poured out before bed
“He’s getting pretty bad…we may have no choice but to intubate him soon,” the fellow circles a few values on the ABG and looks through the glass door at the severely underweight 30-something leaning into his face mask, oxygen on full. “And we may not be able to extubate him this time.”
The senior resident nods and flips through the chart.
“He still doesn’t have a POA…and no advanced directive, either. I know last time he was here we discussed that this situation was coming and that he really should make his wishes known before it did… He wanted none of it.”
Both young men, men the same age as the patient concentrating on breathing in the ICU bed, sigh. I follow the senior into the room where the patient sits with his wife and brother. They are so used to this environment they look stoic, nonchalant even. Wife flips through an issue of Cosmo.

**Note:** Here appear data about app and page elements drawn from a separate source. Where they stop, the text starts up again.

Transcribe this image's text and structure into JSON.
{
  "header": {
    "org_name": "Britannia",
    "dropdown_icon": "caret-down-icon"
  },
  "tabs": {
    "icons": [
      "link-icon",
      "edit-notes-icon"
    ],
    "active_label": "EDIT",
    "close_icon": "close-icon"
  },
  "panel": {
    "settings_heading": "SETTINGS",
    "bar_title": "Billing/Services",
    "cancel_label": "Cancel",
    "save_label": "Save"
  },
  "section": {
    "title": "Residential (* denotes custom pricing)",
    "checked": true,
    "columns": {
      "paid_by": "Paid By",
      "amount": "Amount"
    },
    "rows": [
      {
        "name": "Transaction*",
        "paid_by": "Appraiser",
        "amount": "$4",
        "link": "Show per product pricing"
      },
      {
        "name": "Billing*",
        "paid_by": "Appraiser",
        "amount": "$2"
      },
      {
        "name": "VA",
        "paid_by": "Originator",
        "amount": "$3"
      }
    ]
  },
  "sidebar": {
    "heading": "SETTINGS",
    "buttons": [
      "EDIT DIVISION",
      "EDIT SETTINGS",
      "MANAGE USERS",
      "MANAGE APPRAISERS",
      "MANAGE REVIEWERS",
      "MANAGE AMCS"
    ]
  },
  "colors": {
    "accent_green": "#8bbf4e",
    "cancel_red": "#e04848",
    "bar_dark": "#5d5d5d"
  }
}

Brother is absorbed by scenes from an upcoming Pickers on the wall mounted TV.
The senior greets them all as old friends, inquires about the dog, the niece, the newly remodeled kitchen, then quickly rehashes the history of the present illness and runs through the plan for the day. Everyone nods like it’s old hat. Because, for them, it is.
“So, if gets to the point that you need to be intubated again, we will do that, with your permission, of course.”
The patient nods incredulously.
“Well, of course,” his breathy words ring out.
“OK, very good, we always like to get your permission…And now there is something we really need to discuss. We’ve discussed it before, but it’s important that I bring it up again.”
The patient’s eyes narrow, becoming fierce in spite of their sickly, glassy appearance. His 90-pound frame tenses as much as advanced cachexia will allow.
“We know it’s very possible that this time or sometime very soon something may happen so that you will not be able to make your wishes known. It’s important that you consider either putting down on paper what you would like to happen in this situation, or legally appointing someone who knows your wishes to speak for you. We call these documents the advanced directive and the legal health care power of attorney. They are ways for you to help guide your healthcare at a time you cannot communicate your wishes to us.”
Wife and brother’s eyes are now as wide as saucers. They stare at the senior in blank surprise. Mr. Jones is glaring in the general direction of the door.
The senior takes a step back.
“Mr. Jones, I believe your pulmonologist is Dr. Lungs. What has she told you about your condition?”
Mr. Jones tears the mask from his face.
“Now is not the time!” he whisper screams, pointing with a trembling, claw-like finger toward the door.
He grasps the mask stubbornly in his lap until we have exited, then replaces it and struggles for breath, gulping the oxygen into his hungry, dying lungs, eyes squeezed shut with effort.
Wife opens her Cosmo again. Brother changes the channel.